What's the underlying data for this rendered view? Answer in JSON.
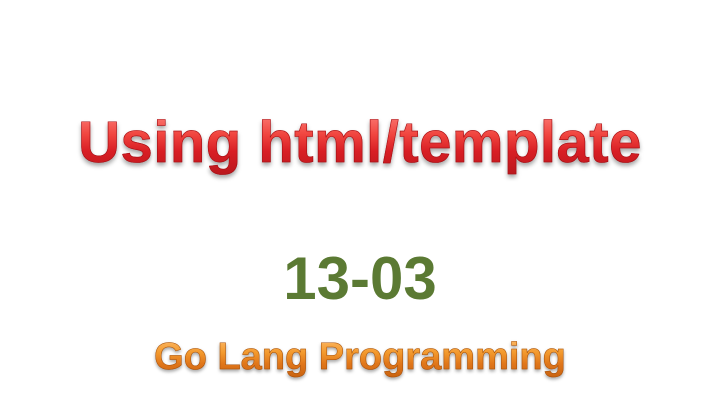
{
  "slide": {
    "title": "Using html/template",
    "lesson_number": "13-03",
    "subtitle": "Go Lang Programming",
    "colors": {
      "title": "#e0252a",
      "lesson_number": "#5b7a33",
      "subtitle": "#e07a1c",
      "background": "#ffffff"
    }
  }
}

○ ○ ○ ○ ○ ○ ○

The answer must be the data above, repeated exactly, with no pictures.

**Response for this exercise**.
What's the underlying data for this rendered view? Answer in JSON.
{
  "slide": {
    "title": "Using html/template",
    "lesson_number": "13-03",
    "subtitle": "Go Lang Programming",
    "colors": {
      "title": "#e0252a",
      "lesson_number": "#5b7a33",
      "subtitle": "#e07a1c",
      "background": "#ffffff"
    }
  }
}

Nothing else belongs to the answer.